Teachers around the world have a commitment to meet a range of learners’ needs, from engaging them in meaningful and relevant learning experiences and supporting their cognitive and social development to being responsible for their care and physical safety. They are accountable not just to their students and their parents, but also to their peers and supervisors and to the community and society in which they reside. In addition, they are accountable for whether they adhere to professional standards laid out by professional associations and unions for the way that they carry out their duties in the school.
Is the best way to judge their performance by tying their pay to student test results?
There is no doubt that there is a need for increased accountability of teachers, under which they would have more support, collaboration and training, leading to higher expectations. In many countries, standardised learning assessments have become the basis for holding teachers, as well as school leaders, schools and/or entire systems accountable by assessing performance on specific metrics, published in regular reports. In some contexts, teachers and school leaders are rewarded or sanctioned based on student assessment results, as is the case in the USA, in Mexico with the ‘Carrera magisterial’, or Portugal for example. But is this the best way to hold them to account?

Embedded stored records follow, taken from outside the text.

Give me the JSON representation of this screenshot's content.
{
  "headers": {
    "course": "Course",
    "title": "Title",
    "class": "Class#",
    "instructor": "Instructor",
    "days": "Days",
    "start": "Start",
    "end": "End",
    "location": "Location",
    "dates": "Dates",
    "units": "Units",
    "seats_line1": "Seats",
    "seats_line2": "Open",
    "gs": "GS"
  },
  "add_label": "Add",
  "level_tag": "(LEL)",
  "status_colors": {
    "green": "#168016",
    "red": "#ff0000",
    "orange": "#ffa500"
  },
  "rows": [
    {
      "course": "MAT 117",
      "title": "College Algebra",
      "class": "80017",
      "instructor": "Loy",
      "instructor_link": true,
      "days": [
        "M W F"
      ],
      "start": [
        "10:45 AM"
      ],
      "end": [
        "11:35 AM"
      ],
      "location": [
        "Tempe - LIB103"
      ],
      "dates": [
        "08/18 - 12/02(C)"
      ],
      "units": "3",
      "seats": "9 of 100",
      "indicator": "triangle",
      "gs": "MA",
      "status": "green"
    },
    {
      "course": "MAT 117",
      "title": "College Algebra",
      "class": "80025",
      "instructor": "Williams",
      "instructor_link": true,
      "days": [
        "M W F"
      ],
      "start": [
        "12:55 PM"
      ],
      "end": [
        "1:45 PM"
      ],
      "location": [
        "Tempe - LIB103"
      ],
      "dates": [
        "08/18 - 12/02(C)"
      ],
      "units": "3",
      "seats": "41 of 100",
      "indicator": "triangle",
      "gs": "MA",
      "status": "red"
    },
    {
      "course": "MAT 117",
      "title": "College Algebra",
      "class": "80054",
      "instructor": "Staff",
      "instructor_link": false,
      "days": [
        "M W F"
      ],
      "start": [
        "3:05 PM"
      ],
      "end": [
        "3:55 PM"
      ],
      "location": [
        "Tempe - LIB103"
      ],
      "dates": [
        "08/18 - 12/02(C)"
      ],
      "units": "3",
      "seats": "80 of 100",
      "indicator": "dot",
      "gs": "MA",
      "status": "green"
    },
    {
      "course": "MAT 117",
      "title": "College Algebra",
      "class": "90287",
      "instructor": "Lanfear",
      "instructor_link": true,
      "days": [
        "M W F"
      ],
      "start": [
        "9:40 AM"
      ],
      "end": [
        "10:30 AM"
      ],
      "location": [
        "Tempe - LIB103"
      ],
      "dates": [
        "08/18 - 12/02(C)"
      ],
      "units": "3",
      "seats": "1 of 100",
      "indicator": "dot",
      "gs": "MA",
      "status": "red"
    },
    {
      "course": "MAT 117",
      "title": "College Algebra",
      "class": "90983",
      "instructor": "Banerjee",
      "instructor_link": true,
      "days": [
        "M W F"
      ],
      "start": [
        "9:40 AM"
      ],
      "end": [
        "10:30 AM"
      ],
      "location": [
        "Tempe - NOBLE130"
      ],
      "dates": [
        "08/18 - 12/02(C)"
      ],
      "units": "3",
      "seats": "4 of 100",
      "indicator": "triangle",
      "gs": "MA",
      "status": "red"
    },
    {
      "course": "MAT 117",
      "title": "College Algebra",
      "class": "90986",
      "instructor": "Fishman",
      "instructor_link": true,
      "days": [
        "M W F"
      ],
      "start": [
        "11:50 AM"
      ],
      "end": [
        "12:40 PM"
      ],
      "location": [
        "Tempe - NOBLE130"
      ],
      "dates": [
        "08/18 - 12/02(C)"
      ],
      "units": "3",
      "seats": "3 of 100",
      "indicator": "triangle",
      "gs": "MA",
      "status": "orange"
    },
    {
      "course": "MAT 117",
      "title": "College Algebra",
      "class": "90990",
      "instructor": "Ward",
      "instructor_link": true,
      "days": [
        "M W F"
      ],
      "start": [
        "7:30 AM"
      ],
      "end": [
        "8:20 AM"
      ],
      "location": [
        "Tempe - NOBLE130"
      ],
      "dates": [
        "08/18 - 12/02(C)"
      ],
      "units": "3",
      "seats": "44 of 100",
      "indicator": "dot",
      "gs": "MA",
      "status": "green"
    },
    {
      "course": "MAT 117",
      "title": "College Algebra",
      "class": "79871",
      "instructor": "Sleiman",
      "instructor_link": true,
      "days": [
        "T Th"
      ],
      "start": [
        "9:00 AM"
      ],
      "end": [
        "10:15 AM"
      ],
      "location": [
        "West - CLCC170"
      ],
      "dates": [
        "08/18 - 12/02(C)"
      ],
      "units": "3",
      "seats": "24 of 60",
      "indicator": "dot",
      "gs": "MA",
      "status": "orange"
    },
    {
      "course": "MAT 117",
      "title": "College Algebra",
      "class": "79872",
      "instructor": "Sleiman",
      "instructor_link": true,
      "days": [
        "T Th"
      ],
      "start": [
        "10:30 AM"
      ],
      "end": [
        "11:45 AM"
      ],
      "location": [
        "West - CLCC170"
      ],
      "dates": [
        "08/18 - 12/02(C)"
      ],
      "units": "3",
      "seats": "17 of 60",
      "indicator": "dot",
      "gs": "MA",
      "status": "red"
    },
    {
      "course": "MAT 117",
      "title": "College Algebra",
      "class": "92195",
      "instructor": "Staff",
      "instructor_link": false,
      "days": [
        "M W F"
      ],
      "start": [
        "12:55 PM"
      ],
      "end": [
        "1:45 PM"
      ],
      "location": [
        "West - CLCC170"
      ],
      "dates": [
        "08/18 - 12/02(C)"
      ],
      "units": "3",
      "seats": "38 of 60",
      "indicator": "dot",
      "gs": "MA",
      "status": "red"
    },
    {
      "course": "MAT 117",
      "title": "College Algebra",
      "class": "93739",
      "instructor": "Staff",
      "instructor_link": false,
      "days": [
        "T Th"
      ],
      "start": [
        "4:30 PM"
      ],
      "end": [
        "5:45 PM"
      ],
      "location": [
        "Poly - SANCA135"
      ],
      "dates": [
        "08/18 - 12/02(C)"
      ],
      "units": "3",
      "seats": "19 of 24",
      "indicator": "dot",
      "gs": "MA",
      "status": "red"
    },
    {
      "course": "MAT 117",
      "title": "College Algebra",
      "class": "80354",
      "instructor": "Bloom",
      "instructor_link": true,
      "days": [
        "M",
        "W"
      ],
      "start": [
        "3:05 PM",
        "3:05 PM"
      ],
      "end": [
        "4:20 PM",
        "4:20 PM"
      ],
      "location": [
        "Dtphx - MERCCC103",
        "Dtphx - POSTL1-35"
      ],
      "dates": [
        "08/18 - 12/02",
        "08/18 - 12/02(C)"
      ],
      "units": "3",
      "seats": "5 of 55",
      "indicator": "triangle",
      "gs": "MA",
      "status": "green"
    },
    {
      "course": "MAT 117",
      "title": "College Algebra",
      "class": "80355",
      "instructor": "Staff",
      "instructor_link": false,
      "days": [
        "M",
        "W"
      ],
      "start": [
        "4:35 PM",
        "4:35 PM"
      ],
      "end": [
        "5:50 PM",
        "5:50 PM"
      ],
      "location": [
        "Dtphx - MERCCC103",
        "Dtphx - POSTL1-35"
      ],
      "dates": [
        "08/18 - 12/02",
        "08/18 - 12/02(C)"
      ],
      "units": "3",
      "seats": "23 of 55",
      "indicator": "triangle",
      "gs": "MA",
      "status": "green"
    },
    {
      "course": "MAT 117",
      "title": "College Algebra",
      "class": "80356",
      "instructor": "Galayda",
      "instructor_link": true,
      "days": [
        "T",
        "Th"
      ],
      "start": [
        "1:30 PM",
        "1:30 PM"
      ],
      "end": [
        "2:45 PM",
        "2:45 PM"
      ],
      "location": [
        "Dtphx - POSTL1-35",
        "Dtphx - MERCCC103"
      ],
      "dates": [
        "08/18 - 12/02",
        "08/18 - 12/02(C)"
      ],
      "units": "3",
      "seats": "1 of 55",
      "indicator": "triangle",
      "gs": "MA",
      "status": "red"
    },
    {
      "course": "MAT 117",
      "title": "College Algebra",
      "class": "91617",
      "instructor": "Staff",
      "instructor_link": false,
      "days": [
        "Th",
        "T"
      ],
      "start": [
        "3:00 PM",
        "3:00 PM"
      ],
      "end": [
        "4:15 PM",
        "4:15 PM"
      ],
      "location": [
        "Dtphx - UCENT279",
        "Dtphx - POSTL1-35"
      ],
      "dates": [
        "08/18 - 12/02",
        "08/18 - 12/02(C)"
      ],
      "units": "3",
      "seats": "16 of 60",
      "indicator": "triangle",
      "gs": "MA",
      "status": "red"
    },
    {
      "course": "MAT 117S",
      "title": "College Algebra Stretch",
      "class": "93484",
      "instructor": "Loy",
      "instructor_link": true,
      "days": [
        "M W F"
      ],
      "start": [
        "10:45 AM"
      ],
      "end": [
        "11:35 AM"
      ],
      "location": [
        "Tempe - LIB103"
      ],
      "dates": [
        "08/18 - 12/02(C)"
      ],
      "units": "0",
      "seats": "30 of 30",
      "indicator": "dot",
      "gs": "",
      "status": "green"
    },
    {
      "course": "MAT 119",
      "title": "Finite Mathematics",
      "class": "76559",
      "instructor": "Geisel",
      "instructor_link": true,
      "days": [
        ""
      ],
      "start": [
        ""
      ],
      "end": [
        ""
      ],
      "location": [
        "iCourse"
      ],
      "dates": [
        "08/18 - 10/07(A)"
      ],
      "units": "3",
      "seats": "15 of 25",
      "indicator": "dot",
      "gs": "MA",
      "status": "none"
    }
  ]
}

This is one of the many questions the GEM 2017 will be looking to answer as it takes on the broad issue of Accountability in Education. It is one of the many questions we hope to get your opinion on via our online consultation as we gear up to begin our research. We also put the question to the public in a twitter poll last week, with a resounding 81% of people disagreeing.
Alternatives to performance related pay could, for instance, focus on better developed and enforced rigorous professional standards, licensing and certification requirements, an effective, engaged school inspectors, and evaluation frameworks that include peer review. At the school level, mentoring, peer observations, collaboration and student surveys could also be considered as a basis to helping teachers improve their teaching practices.
In many countries, for instance, school inspection has been used as a major instrument of regulatory accountability. In others, school self-evaluations complement school inspections systems. These evaluations incorporate multiple measures as well as the perspectives of various stakeholders such as parents and students.
In tertiary education, meanwhile, regulatory accountability relies on third parties for effective implementation, involving state agencies, higher education institutions, and independent supervisory agencies.
What do you think? And what should we investigate as we begin our research? Join our consultation